**TASK INPUT**

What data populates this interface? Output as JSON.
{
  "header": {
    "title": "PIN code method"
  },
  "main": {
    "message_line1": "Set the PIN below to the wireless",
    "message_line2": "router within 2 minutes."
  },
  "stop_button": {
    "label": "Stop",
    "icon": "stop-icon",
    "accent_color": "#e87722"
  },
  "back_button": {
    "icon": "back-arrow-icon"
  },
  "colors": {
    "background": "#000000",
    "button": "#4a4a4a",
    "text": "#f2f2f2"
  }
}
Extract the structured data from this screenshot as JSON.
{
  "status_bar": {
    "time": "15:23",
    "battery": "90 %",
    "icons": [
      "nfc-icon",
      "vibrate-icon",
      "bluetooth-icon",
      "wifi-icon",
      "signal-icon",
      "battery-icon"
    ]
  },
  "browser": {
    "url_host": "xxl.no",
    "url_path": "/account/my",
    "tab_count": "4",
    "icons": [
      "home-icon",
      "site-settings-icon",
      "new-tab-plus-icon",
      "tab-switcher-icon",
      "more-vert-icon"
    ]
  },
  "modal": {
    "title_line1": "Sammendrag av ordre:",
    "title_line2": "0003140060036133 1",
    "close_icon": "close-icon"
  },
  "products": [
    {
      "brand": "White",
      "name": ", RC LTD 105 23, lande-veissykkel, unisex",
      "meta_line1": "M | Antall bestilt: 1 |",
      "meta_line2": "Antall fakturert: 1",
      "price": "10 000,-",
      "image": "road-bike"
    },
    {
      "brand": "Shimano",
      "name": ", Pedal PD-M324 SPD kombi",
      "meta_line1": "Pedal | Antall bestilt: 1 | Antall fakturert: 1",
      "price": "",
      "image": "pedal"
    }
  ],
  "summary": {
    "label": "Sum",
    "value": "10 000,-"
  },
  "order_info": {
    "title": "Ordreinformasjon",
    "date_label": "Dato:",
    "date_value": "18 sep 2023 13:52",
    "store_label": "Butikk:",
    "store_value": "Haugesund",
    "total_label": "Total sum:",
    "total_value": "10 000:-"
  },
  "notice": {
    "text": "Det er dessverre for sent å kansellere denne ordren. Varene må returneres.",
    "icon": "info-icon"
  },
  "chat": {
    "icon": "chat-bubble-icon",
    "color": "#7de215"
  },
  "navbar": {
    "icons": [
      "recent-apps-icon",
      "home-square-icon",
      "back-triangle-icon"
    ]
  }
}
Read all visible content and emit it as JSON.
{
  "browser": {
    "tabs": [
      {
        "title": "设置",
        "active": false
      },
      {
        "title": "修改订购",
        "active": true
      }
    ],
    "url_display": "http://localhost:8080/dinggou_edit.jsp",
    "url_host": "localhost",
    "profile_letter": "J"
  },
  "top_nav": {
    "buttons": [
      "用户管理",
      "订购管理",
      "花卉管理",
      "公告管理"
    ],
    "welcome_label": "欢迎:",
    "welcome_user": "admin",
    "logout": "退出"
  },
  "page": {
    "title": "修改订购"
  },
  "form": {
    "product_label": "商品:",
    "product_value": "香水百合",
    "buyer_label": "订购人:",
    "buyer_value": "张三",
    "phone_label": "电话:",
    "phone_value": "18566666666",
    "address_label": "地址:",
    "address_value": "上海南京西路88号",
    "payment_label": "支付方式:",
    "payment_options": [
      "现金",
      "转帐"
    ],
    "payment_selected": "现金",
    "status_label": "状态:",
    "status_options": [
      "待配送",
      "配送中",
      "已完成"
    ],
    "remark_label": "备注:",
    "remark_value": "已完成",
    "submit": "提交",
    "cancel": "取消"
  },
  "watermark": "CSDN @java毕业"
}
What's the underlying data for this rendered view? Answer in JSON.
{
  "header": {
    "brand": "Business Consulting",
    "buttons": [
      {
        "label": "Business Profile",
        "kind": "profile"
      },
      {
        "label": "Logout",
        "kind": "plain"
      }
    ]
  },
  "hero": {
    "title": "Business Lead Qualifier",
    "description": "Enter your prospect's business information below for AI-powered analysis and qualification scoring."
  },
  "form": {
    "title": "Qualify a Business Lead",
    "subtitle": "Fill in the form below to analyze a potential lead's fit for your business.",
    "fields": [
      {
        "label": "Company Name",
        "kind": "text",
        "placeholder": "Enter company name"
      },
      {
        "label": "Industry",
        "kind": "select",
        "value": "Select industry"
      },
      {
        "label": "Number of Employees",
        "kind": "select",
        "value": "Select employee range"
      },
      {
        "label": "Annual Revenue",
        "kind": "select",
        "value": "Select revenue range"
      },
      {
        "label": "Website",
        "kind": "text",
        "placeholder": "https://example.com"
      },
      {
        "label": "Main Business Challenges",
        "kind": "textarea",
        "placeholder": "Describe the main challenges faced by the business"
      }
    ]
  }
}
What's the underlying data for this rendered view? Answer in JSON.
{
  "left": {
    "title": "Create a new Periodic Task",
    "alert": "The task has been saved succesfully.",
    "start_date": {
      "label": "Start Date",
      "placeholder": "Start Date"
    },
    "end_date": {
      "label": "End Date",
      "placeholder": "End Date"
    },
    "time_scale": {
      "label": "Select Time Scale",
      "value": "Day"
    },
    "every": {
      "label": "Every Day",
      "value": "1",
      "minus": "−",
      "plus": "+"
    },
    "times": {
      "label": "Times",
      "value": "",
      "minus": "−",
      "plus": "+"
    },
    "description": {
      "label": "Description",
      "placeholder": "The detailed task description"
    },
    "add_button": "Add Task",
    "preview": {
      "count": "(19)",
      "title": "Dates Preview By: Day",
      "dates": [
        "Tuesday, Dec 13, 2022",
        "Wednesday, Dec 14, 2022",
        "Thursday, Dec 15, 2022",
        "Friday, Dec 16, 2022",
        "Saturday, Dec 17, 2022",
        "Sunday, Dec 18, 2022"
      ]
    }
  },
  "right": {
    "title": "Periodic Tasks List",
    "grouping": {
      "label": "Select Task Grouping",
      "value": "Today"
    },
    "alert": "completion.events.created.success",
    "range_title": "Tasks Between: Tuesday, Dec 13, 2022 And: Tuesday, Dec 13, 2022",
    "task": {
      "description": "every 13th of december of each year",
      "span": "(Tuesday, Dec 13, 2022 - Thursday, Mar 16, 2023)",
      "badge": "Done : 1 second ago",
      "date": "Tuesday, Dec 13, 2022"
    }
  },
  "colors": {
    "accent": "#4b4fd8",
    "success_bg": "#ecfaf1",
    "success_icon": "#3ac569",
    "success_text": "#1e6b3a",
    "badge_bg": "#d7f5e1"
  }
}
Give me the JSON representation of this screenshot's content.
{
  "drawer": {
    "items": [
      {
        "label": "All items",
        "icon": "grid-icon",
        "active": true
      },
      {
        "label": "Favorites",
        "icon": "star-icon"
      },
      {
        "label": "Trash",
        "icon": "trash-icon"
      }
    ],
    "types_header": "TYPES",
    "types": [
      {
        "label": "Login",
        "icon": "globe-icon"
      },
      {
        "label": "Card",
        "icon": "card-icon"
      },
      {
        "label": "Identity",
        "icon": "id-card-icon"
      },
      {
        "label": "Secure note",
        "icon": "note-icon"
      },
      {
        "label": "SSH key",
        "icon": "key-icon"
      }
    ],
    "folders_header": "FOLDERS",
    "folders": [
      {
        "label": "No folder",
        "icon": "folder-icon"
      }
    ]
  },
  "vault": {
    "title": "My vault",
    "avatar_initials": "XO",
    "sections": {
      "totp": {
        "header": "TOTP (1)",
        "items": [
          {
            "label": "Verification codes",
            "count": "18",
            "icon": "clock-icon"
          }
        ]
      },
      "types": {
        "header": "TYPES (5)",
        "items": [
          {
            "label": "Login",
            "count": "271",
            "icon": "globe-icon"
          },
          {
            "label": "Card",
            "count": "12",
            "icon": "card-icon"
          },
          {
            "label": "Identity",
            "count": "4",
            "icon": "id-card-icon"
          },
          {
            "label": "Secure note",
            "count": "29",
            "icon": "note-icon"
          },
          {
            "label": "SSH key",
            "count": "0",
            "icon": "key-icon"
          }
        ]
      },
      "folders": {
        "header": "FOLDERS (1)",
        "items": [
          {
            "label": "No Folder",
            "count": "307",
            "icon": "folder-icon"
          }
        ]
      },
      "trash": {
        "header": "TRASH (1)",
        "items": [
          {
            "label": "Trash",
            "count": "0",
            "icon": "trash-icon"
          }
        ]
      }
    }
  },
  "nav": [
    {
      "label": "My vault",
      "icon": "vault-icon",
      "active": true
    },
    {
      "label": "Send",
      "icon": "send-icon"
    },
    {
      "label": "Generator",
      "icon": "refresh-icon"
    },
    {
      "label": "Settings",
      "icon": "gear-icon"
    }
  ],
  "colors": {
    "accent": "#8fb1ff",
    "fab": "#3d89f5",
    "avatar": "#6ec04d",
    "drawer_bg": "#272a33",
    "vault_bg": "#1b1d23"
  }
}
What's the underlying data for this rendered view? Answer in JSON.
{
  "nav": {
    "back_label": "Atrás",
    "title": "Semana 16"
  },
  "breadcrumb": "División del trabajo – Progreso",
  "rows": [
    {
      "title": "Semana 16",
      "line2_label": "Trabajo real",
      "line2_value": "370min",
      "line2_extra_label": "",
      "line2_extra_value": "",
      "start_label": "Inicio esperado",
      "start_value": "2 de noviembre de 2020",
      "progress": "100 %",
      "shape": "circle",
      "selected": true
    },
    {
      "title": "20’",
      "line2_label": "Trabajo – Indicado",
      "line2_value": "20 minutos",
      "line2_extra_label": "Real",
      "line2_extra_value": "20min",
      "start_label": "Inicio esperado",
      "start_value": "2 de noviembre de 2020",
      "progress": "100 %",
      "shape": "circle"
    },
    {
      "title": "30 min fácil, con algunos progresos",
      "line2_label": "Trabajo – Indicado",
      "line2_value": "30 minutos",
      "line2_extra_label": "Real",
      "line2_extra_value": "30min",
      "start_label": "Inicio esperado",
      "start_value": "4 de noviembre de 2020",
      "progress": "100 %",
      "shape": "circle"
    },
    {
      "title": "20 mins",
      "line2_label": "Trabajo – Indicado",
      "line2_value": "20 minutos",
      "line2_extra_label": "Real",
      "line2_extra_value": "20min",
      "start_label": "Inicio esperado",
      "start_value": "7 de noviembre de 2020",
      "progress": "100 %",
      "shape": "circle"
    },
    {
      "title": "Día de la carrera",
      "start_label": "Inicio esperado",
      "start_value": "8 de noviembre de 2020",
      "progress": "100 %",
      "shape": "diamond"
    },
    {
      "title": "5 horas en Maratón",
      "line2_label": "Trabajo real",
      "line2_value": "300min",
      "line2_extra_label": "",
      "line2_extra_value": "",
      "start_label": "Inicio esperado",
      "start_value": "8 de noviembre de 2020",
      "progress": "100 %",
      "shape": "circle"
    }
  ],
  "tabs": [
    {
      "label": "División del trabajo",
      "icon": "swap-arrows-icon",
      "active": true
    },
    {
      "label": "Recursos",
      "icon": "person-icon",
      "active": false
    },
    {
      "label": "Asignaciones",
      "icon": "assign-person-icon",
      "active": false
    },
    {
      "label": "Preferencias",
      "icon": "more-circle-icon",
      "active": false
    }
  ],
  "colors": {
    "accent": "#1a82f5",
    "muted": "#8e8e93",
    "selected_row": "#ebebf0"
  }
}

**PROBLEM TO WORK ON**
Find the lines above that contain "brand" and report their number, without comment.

**WRITTEN ANSWER**
3